For those who prefer to cook, rather than garden, there are beautiful and bountiful books like Share: The Cookbook that Celebrates Our Common Humanity, compiled by Women for Women, International — an organization that helps marginalized women in eight countries affected by war and conflict. This book is filled with a myriad of recipes for healthy, everyday meals such as spinach and fennel risotto, piperade, orange-scented olive oil almond cake and cherry compote recipes, but boasts beautiful photographs and stories of the women and the cultures that create these delicious foods. This gorgeous book also makes a stunning coffee table book if you’d rather just enjoy the dishes vicariously.


Sustainability can start in the garden, but it can be carried through the kitchen and onto the dining table with handcrafted tableware. Colorful, hand woven tablecloths, unique serving dishes and utensils can add the finishing touch to your sustainability efforts.  

Whether or not you garden, you can support ECHO’s mission and sow the seeds towards sustainability for yourself and others with invaluable gifts that keep on giving.

Shop online at or in-person at ECHO Global Farm in North Fort Myers. 

Photos and post by Maya Fleischmann

Intern Spotlight Kayla Hatcher

Wildflowers fill my grandma’s garden — the origin of my curiosity for the world around us. I am a photographer, a designer, an English as a Second Language teacher, and a farmer. My diverse passions unite through the necessity of patience, listening, and observation. These are all skills that began in the garden when I was a child. My name is Kayla Hatcher, and I am the current Semi-Arid Intern at ECHO.

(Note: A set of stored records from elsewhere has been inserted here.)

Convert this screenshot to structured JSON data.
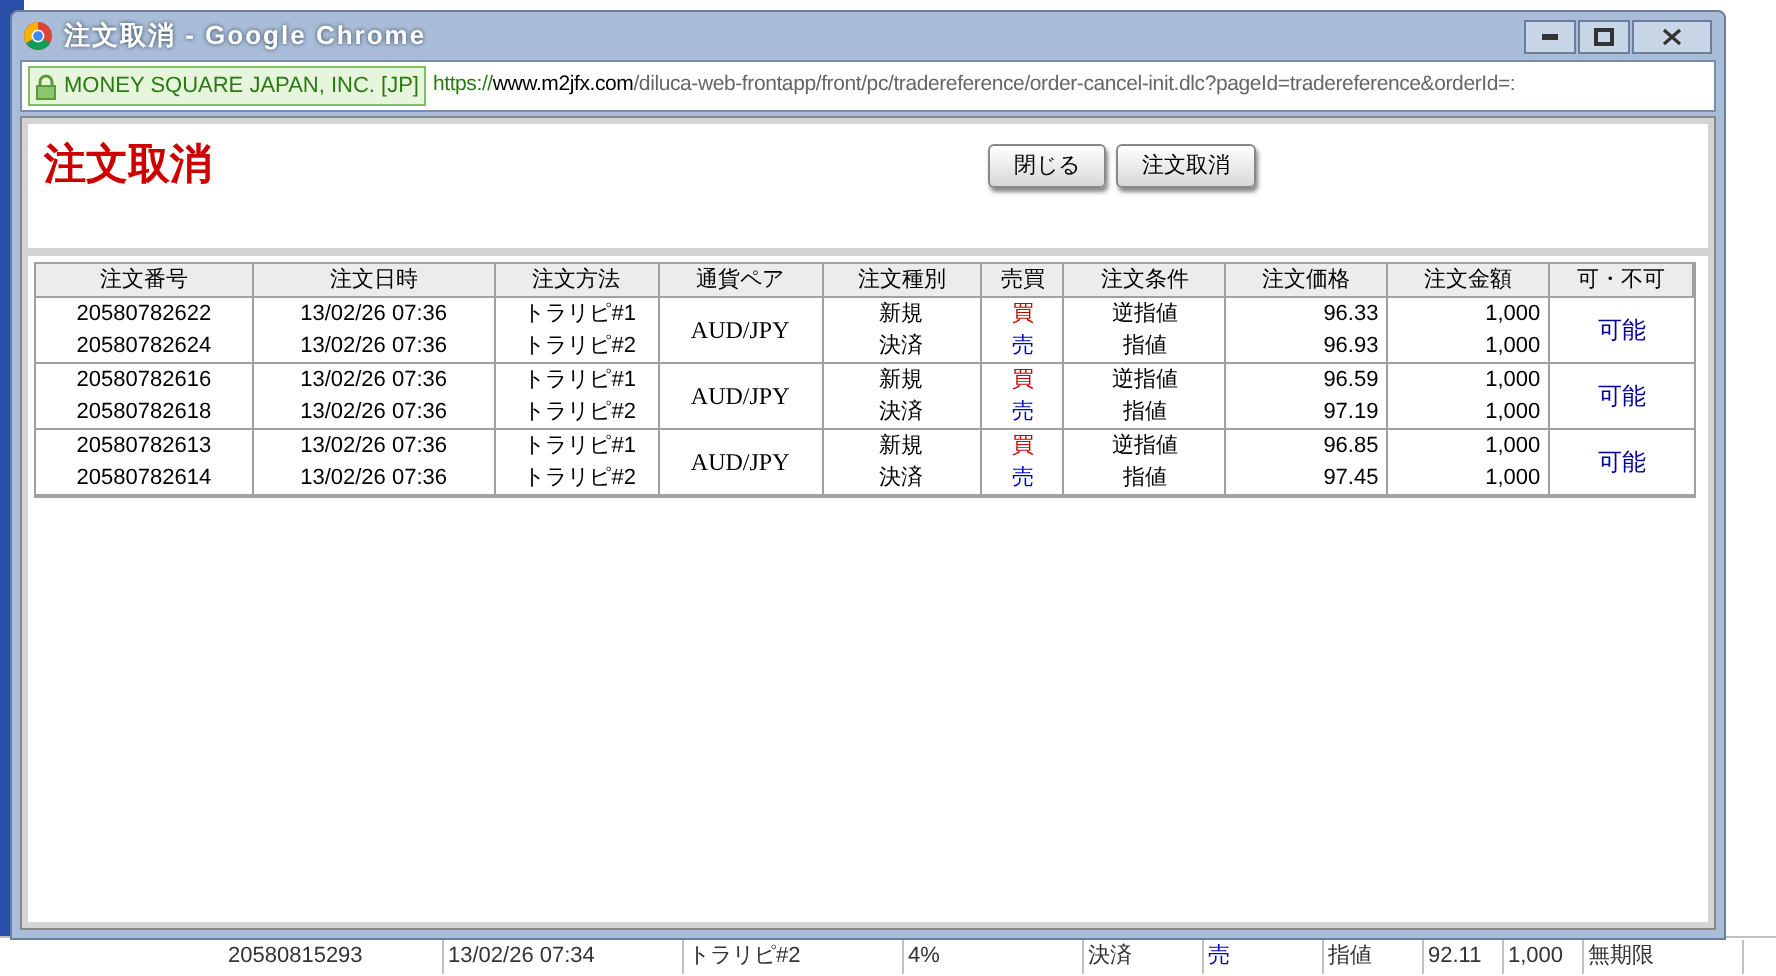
{
  "window": {
    "title": "注文取消 - Google Chrome"
  },
  "address_bar": {
    "identity": "MONEY SQUARE JAPAN, INC. [JP]",
    "url_scheme": "https://",
    "url_host": "www.m2jfx.com",
    "url_path": "/diluca-web-frontapp/front/pc/tradereference/order-cancel-init.dlc?pageId=tradereference&orderId=:"
  },
  "page": {
    "heading": "注文取消",
    "buttons": [
      "閉じる",
      "注文取消"
    ]
  },
  "table": {
    "columns": [
      "注文番号",
      "注文日時",
      "注文方法",
      "通貨ペア",
      "注文種別",
      "売買",
      "注文条件",
      "注文価格",
      "注文金額",
      "可・不可"
    ],
    "groups": [
      {
        "pair": "AUD/JPY",
        "availability": "可能",
        "orders": [
          {
            "number": "20580782622",
            "datetime": "13/02/26 07:36",
            "method": "トラリピ#1",
            "type": "新規",
            "side": "買",
            "color": "#cc0000",
            "condition": "逆指値",
            "price": "96.33",
            "amount": "1,000"
          },
          {
            "number": "20580782624",
            "datetime": "13/02/26 07:36",
            "method": "トラリピ#2",
            "type": "決済",
            "side": "売",
            "color": "#0000cc",
            "condition": "指値",
            "price": "96.93",
            "amount": "1,000"
          }
        ]
      },
      {
        "pair": "AUD/JPY",
        "availability": "可能",
        "orders": [
          {
            "number": "20580782616",
            "datetime": "13/02/26 07:36",
            "method": "トラリピ#1",
            "type": "新規",
            "side": "買",
            "color": "#cc0000",
            "condition": "逆指値",
            "price": "96.59",
            "amount": "1,000"
          },
          {
            "number": "20580782618",
            "datetime": "13/02/26 07:36",
            "method": "トラリピ#2",
            "type": "決済",
            "side": "売",
            "color": "#0000cc",
            "condition": "指値",
            "price": "97.19",
            "amount": "1,000"
          }
        ]
      },
      {
        "pair": "AUD/JPY",
        "availability": "可能",
        "orders": [
          {
            "number": "20580782613",
            "datetime": "13/02/26 07:36",
            "method": "トラリピ#1",
            "type": "新規",
            "side": "買",
            "color": "#cc0000",
            "condition": "逆指値",
            "price": "96.85",
            "amount": "1,000"
          },
          {
            "number": "20580782614",
            "datetime": "13/02/26 07:36",
            "method": "トラリピ#2",
            "type": "決済",
            "side": "売",
            "color": "#0000cc",
            "condition": "指値",
            "price": "97.45",
            "amount": "1,000"
          }
        ]
      }
    ]
  },
  "background_row": {
    "cells": [
      "20580815293",
      "13/02/26 07:34",
      "トラリピ#2",
      "4%",
      "決済",
      "売",
      "指値",
      "92.11",
      "1,000",
      "無期限"
    ]
  }
}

In 2012, I graduated from Milligan University with a BA in Fine Arts Photography. Before ECHO, I spent six years working with multiple organizations on four continents. During that time, I watched communities on the Burma border, in Palestinian refugee camps, in downtown St. Louis, and the mountains of Japan use regenerative systems to heal the land and unite divided communities. It was an alignment of my passions that I had only begun to imagine. ECHO’s internship provided me the opportunity to pivot my career towards agriculture development work.

Each day at ECHO offers discovery. New plants, new soil, new insects, new technologies, and new people. Working with international partners on design consultations has been a highlight of my time here. Their questions have guided my research; their experimentations have fueled my own. The relationships formed on the farm, over tea, and on video calls across the ocean accentuate the unique gift of this

diverse community, a glimpse into the infinite love of God for all people, all cultures, and the soil that unites them.

After ECHO, I will continue to pursue the passion that began in my grandma’s garden. From permaculture consultation to mobilization, I hope to partner with those living in post-conflict semi-arid regions. It is the entrepreneurial and cultural wisdom of smallholder farmers that will regenerate the land and unite communities through the observation and nurturing of a common ground.


Top: Volunteer Susan Lucia and Kayla pause for celebration after completing a large planting project in the semi-arid region of ECHO’s Global farm. Susan has mentored seven semi-arid interns.Bottom: Integrating animals into regenerative agricultural systems (and spending time with Moiyo the calf) has been a treasured part of Kayla’s internship.